Although the events portrayed in ‘The Trial of the Chicago 7’ happened over 50 years ago, the themes still resonate. Defiance against government interference in legal procedure is one recently seen several times. The rights of citizens to question and agitate for peaceful change are timeless issues. These push the narrative along at a solid pace providing continual captivating watching.

The battles and freedoms won yesterday by pioneers as those seen in ‘The Trial of the Chicago 7’ are ones many now benefit from. Such people deserve to be remembered with this cinematic depiction doing them justice. It’s a worthwhile movie to be seen for anyone interested in the history of those daring to stand up against an archaic establishment.

Rating out of 10: 8



Films with enclosed settings are often gripping. ‘Panic Room’ is a good example. The claustrophobia felt as the characters defended themselves against dangerous outsiders is one most would relate. ‘7500’ has some of those qualities in its airborne setting. People who aren’t fans of planes may find the story off-putting but it’s a consistently arresting essay on the unpredictability of human behaviour.

Tobias Ellis (Joseph Gordon-Levitt) is a co-pilot on a flight from Berlin to Paris. Shortly after a smooth take-off, he hears shouting from the passenger cabin. Listening to the bedlam from behind the cockpit door, he realises the plane has been hijacked by terrorists. Attempting to prevent them from storming into the cockpit, Tobias raises the 7500 emergency code as he prepares to grapple between life and death.

‘7500’ is filled with plenty of initial promise. The analytical manner in which Tobias undertakes his duties is interesting as is his resilience and resourcefulness in the face of adversity. The small ensemble cast quickly establish their thinly written characters amidst a backdrop of the film’s low budget but high intentions.

Up to the halfway point ‘7500’ soars. The tension swiftly increases as does Tobias’ personal and professional dilemmas. Patrick Vollrath’s direction makes effective use of the limited setting although the nerve jangling atmosphere gradually deflates. Towards the end it becomes slightly dull where it should be filled with moody foreboding. The focus on the pilot rather than the passengers offers a refreshing twist in the usual ‘plane in peril’ genre.

The first half of ‘7500’ is compelling viewing whereas the second half not so much ‘7500’ still provides Gordon-Levitt an opportunity to showcase his acting skills.
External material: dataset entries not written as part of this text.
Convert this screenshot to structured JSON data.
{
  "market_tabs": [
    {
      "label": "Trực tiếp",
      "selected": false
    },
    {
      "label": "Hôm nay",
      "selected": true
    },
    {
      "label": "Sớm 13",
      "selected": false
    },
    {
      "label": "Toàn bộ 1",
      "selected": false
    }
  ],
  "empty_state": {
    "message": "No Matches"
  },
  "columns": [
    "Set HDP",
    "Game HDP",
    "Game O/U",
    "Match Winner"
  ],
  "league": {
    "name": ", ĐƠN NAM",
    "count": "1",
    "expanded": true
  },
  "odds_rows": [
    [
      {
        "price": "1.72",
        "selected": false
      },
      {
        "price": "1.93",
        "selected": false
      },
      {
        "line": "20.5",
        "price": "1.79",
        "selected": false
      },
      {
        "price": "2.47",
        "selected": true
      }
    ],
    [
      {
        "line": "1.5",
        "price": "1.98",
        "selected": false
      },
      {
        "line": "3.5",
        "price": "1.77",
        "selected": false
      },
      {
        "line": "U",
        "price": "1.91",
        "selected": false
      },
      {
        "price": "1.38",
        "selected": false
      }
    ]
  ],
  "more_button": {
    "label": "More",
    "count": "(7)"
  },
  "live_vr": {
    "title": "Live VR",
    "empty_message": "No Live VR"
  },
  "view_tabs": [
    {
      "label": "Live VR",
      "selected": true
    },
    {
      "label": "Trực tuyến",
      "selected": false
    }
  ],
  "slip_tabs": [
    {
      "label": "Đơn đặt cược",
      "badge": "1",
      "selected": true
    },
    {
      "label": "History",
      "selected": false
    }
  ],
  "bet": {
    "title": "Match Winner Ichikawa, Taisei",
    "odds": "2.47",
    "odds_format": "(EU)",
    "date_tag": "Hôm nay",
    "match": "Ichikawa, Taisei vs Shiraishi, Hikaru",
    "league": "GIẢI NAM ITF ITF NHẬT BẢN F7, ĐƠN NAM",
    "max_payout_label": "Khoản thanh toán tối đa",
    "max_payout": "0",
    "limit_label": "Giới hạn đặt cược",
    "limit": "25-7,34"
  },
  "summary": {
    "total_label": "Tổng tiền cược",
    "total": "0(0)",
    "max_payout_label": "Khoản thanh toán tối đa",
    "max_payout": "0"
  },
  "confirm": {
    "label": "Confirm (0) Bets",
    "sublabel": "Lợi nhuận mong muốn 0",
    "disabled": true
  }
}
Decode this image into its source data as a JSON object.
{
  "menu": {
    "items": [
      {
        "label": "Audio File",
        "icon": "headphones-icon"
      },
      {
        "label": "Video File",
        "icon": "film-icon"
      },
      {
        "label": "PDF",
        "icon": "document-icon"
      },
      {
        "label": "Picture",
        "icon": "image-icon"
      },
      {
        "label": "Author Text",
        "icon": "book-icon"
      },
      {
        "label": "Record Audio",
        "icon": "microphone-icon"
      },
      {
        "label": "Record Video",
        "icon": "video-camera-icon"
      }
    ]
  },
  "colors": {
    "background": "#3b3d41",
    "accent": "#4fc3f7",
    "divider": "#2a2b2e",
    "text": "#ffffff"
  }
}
It’s not a good advert for flying with the likelihood of it being shown on a plane’s viewing platform as miniscule as the film’s budget.

Rating out of 10: 6